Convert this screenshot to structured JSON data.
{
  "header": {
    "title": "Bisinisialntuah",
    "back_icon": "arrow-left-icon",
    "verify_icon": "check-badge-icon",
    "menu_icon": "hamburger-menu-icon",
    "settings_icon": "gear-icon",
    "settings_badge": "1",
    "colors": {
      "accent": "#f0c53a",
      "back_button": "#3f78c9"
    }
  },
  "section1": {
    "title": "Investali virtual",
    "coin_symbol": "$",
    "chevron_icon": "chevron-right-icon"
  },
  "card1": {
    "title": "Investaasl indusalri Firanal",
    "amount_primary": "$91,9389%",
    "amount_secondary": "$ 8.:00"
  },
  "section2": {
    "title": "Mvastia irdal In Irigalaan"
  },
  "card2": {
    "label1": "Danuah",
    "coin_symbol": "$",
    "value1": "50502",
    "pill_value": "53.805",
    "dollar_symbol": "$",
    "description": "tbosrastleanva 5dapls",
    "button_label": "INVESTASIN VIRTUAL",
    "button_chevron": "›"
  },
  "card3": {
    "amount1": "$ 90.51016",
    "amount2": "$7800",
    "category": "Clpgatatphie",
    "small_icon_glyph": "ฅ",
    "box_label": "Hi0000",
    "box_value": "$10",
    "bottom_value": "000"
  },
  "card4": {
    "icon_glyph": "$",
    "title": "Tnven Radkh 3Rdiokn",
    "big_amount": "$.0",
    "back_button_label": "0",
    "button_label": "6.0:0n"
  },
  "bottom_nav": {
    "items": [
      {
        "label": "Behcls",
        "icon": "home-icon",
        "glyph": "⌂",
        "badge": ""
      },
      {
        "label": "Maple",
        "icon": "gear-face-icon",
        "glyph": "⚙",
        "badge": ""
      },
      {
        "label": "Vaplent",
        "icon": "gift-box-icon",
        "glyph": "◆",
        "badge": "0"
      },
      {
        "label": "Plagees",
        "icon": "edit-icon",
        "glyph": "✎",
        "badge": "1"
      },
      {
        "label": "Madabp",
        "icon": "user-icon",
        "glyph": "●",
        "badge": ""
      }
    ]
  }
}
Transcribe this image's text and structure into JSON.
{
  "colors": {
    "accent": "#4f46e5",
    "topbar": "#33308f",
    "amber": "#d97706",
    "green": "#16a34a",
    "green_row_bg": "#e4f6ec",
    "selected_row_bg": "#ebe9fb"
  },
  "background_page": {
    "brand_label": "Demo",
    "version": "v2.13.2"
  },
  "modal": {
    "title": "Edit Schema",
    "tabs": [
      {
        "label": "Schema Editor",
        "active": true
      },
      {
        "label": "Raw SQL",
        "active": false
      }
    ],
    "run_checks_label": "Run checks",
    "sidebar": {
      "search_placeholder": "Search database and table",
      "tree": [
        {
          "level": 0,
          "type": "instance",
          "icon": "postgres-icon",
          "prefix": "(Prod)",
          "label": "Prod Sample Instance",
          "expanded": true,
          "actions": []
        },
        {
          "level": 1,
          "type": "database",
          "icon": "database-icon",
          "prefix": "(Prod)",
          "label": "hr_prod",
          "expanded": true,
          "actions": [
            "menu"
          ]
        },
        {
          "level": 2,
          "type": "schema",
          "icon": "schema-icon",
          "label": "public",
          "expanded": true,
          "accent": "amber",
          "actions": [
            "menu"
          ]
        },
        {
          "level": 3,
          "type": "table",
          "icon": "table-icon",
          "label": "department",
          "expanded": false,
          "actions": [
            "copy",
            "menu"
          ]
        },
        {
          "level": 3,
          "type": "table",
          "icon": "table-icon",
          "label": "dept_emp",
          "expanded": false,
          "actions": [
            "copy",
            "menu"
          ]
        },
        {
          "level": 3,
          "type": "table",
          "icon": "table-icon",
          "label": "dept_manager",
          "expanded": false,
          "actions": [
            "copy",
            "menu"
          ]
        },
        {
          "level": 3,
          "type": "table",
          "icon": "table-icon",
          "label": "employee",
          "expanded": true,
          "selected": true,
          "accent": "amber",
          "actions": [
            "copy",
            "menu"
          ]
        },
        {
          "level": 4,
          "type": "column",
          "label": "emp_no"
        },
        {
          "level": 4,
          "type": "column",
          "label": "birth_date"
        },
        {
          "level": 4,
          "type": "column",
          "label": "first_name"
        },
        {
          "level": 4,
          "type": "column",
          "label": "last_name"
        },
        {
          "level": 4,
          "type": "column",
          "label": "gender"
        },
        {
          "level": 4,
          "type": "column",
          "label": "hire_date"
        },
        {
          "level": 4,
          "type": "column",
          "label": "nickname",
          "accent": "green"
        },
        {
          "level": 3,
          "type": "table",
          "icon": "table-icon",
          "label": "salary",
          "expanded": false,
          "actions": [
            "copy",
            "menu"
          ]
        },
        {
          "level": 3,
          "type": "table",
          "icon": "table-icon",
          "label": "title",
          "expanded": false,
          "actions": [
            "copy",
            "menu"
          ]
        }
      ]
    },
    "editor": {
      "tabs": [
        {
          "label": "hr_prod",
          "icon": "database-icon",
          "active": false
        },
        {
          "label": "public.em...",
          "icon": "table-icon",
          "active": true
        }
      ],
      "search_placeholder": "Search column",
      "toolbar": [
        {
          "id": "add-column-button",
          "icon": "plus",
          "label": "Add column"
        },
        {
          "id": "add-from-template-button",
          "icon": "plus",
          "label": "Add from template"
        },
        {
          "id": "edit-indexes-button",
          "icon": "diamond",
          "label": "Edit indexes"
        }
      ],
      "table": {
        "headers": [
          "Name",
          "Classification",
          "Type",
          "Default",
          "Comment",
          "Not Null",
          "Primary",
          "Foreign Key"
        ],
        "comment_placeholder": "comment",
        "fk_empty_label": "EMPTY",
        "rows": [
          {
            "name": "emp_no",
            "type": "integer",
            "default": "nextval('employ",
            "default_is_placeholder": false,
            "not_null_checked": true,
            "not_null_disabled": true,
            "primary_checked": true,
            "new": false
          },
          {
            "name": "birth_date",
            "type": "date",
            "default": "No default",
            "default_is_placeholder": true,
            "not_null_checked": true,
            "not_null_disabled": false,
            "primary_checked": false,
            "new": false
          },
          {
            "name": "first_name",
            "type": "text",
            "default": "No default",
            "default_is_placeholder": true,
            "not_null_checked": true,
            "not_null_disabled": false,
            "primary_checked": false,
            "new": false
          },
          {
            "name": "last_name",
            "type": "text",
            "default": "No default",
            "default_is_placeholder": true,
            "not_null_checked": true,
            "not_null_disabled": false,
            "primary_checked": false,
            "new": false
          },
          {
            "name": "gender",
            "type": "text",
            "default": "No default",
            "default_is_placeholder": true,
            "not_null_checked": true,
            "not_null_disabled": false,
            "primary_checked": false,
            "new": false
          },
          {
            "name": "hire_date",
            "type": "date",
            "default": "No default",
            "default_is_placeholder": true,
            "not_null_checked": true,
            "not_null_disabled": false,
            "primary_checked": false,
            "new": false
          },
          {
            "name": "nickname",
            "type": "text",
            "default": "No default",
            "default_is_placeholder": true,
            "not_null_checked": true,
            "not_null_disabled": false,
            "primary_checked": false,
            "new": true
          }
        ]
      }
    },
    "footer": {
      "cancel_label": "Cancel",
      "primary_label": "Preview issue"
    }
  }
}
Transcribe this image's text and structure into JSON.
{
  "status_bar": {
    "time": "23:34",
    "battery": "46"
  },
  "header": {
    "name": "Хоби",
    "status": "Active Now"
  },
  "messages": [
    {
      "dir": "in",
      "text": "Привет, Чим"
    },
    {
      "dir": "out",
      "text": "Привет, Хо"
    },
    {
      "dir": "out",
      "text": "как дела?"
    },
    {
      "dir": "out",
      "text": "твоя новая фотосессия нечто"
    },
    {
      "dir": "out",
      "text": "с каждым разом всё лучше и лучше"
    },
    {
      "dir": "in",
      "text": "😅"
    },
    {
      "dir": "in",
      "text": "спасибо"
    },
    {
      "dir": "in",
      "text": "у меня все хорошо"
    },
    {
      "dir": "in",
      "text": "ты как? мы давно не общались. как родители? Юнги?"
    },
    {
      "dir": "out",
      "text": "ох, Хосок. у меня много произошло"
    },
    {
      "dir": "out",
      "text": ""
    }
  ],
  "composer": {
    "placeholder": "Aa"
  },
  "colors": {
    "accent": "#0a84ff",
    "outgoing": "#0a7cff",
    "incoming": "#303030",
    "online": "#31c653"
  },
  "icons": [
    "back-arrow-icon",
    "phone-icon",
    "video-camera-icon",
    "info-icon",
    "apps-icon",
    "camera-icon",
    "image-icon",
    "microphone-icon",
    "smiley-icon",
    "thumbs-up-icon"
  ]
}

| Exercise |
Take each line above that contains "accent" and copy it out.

| Result below |
      "accent": "#f0c53a",
    "accent": "#4f46e5",
          "accent": "amber",
          "accent": "amber",
          "accent": "green"
    "accent": "#0a84ff",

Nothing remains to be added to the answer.